Like most people, I have very ambivalent feelings on the topic of euthanasia. I have watched as people suffered needlessly and wished privately that I might have done something merciful to put them out of their misery. On the other hand, my experiences have also taught me that quality of life cannot be measured arbitrarily across the board by any one person since everyone has their own criteria as to what constitutes quality.
So it was with great anticipation that I recently attended a lecture on the topic of euthanasia given by a well-known author and ethicist, a staunch opponent of euthanasia. Fair enough. I went with an open mind and I found what she had to say riveting and thought-provoking. I was disappointed, however, at her inflexible attitude during the Q and A that followed. What I had hoped for was dialogue. What I got instead, was dogma.
All good and fine for someone who is healthy to take an anti-euthanasia stand. But for an elder who might be tired of a long and lonely existence, someone who knows he or she is ill beyond repair and is suffering both physically and emotionally, it might seem like an answer to their prayers.
One of the problems, or so said the lady giving the lecture, is our collective inability to have meaningful "death talks" on a regular basis as we used to do when we were more religious. With religion seemingly no longer playing pivotal roles in our lives, we have lost both the venues and the traditions that made our impending demise a normal part of living. Death has thus become a very frightening topic.
As well, we have a habit of hiding our frail elderly in hospitals and institutions rather than keeping them at home as previous generations did, further restricting our daily contact with those in our circle preparing to make their exit. It does not bode well for any of us that we continue to encourage staying youthful at all costs over....pardon me for the obvious....aging gracefully and thereby accepting our eventual demise and even preparing for it.
Personally, I believe very strongly that I have the right to choose the manner of my own exit. Though I am not saying that I would want, necessarily, to be euthanized, and by that I mean having a doctor administer a lethal dose of something, I would like to think that in the case of great and prolonged suffering, it might be an alternative offered to me.
As I write this, a woman in my neighbourhood is making sure her very old, blind, incontinent and arthritic dog is getting one last hug before being put to sleep. She took her faithful companion to the country over the weekend so he could have one last sniff in the woods, lie in the sun and listen to the lake water lapping on the shore while she gently stroked him.
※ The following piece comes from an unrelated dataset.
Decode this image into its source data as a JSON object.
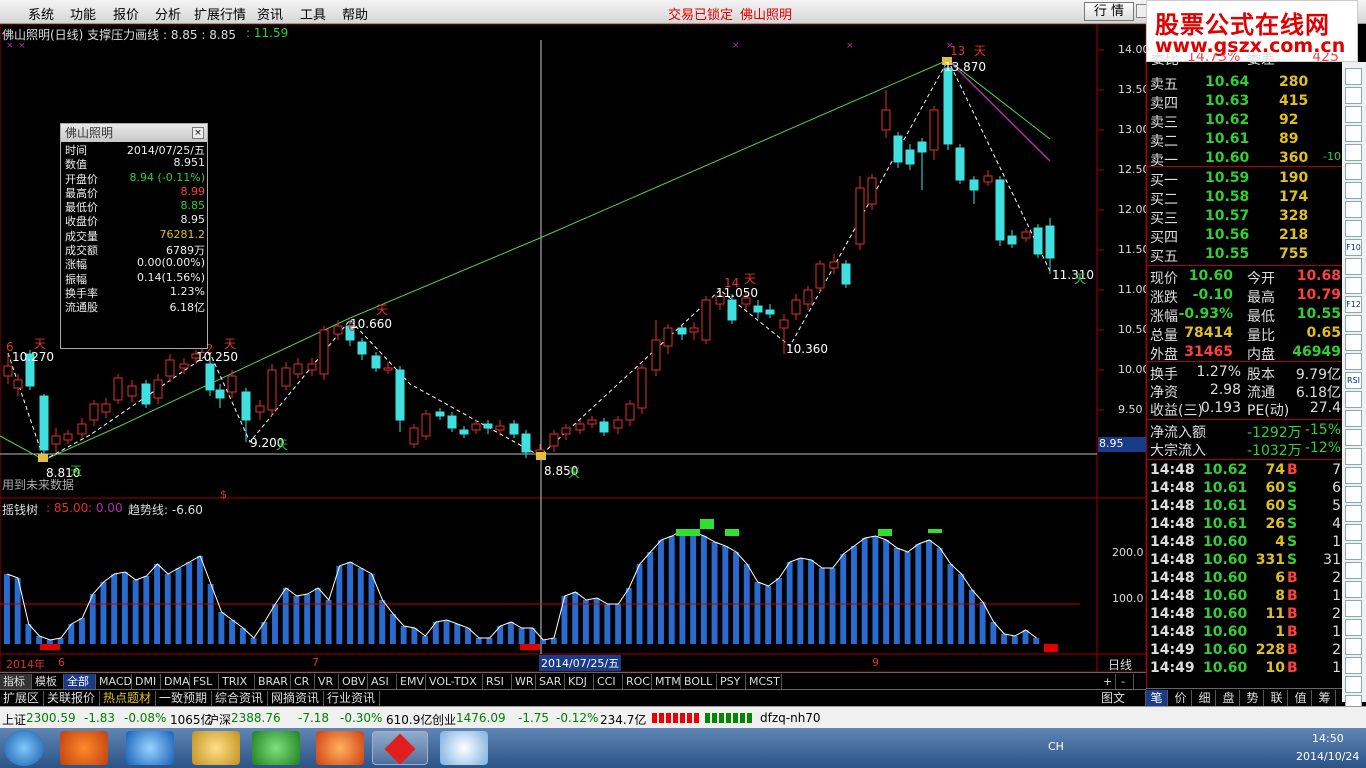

While I appreciate that one cannot compare a person to a pet, I think there are instances where animals get shown more mercy than people.